White-tailed deer by USDA photo by Scott Bauer, public domain., CC BY-SA 2.0. Wild blueberry bush by Paul VanDerWerf, CC BY-SA 2.0.

The activity allows students not only to put themselves in the minds of hunter-gatherers, but also to think about the history of the area and what it used to be like geographically and ecologically. This can be difficult for them at first, but a few prompts here and there and the creative juices begin to flow and simmer like a pot of white-tailed deer stew. As they get going and begin to truly adopt the hunter-gatherer mentality, students invariably create dishes that one might see at a five-star restaurant on Randolph Street, about 25 miles north in Chicago. As an extra-credit opportunity, I’ve even allowed students to prepare a dish from their menu on their own time and bring it in to share—a risky, but sometimes rewarding experience for the palate. Have fun with this activity and I assure you, it will be fruitful (see what I did there?).

About the author: Scott Collins is a high school science teacher in Lemont, IL. In addition to BHP, he teaches AP biology, honors biology, and integrated science. His school is on a semester system. Scott’s eleventh- and twelfth-grade BHP classes run about 85 minutes long and focus heavily on the science content.
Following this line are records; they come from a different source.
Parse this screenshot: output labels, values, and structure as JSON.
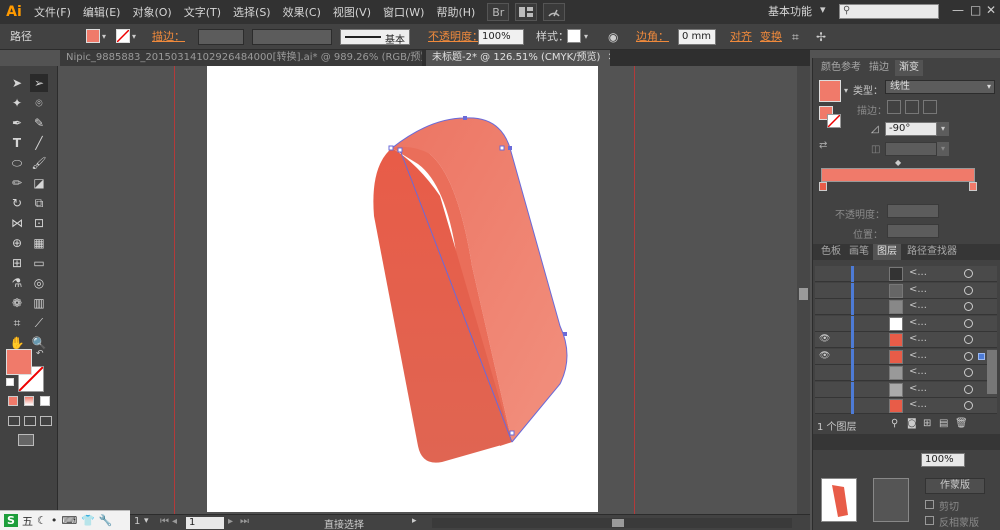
{
  "app": {
    "logo": "Ai"
  },
  "menu": [
    "文件(F)",
    "编辑(E)",
    "对象(O)",
    "文字(T)",
    "选择(S)",
    "效果(C)",
    "视图(V)",
    "窗口(W)",
    "帮助(H)"
  ],
  "menubar_buttons": {
    "br": "Br",
    "st": "St"
  },
  "workspace": {
    "label": "基本功能",
    "arrow": "▾"
  },
  "window_controls": {
    "minimize": "—",
    "restore": "□",
    "close": "✕"
  },
  "control_bar": {
    "selection_label": "路径",
    "stroke_label": "描边：",
    "stroke_style": "基本",
    "opacity_label": "不透明度：",
    "opacity_value": "100%",
    "style_label": "样式：",
    "corner_label": "边角：",
    "corner_value": "0 mm",
    "align_label": "对齐",
    "transform_label": "变换",
    "fill_color": "#f07a6a"
  },
  "tabs": [
    {
      "label": "Nipic_9885883_20150314102926484000[转换].ai* @ 989.26% (RGB/预览)",
      "close": "✕",
      "active": false
    },
    {
      "label": "未标题-2* @ 126.51% (CMYK/预览)",
      "close": "✕",
      "active": true
    }
  ],
  "panels": {
    "gradient_tabs": [
      "颜色参考",
      "描边",
      "渐变"
    ],
    "gradient": {
      "type_label": "类型：",
      "type_value": "线性",
      "stroke_label": "描边：",
      "angle_value": "-90°",
      "opacity_label": "不透明度：",
      "location_label": "位置：",
      "stop_left_color": "#e85c48",
      "stop_right_color": "#f07a6a"
    },
    "layer_tabs": [
      "色板",
      "画笔",
      "图层",
      "路径查找器"
    ],
    "layer_rows": [
      {
        "name": "<...",
        "visible": false,
        "thumb": "#333333",
        "selected": false
      },
      {
        "name": "<...",
        "visible": false,
        "thumb": "#666666",
        "selected": false
      },
      {
        "name": "<...",
        "visible": false,
        "thumb": "#888888",
        "selected": false
      },
      {
        "name": "<...",
        "visible": false,
        "thumb": "#ffffff",
        "selected": false
      },
      {
        "name": "<...",
        "visible": true,
        "thumb": "#e85c48",
        "selected": false
      },
      {
        "name": "<...",
        "visible": true,
        "thumb": "#e85c48",
        "selected": true
      },
      {
        "name": "<...",
        "visible": false,
        "thumb": "#999999",
        "selected": false
      },
      {
        "name": "<...",
        "visible": false,
        "thumb": "#aaaaaa",
        "selected": false
      },
      {
        "name": "<...",
        "visible": false,
        "thumb": "#e85c48",
        "selected": false
      }
    ],
    "layer_count": "1 个图层",
    "bottom_labels": {
      "make_mask": "作蒙版",
      "clip": "剪切",
      "invert_mask": "反相蒙版",
      "opacity_value": "100%"
    }
  },
  "status": {
    "zoom": "1",
    "page": "1",
    "tool": "直接选择"
  },
  "taskbar": [
    "S",
    "五",
    "☾",
    "•",
    "⌨",
    "👕",
    "🔧"
  ],
  "artwork": {
    "colors": {
      "dark": "#e35f4a",
      "mid": "#ea6e5a",
      "light": "#f08a78",
      "anchor": "#6a6ad8"
    }
  }
}
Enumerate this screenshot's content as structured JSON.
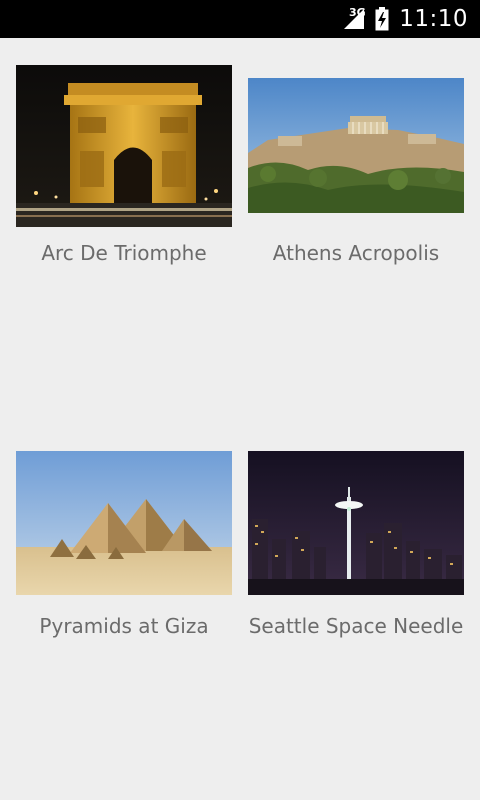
{
  "status_bar": {
    "network": "3G",
    "time": "11:10"
  },
  "grid": {
    "items": [
      {
        "title": "Arc De Triomphe",
        "image": "arc-de-triomphe-photo"
      },
      {
        "title": "Athens Acropolis",
        "image": "athens-acropolis-photo"
      },
      {
        "title": "Pyramids at Giza",
        "image": "pyramids-at-giza-photo"
      },
      {
        "title": "Seattle Space Needle",
        "image": "seattle-space-needle-photo"
      }
    ]
  },
  "colors": {
    "status_bar_bg": "#000000",
    "page_bg": "#eeeeee",
    "caption_text": "#6b6b6b"
  }
}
About 60 students per year join him on the 13.8-billion-year journey.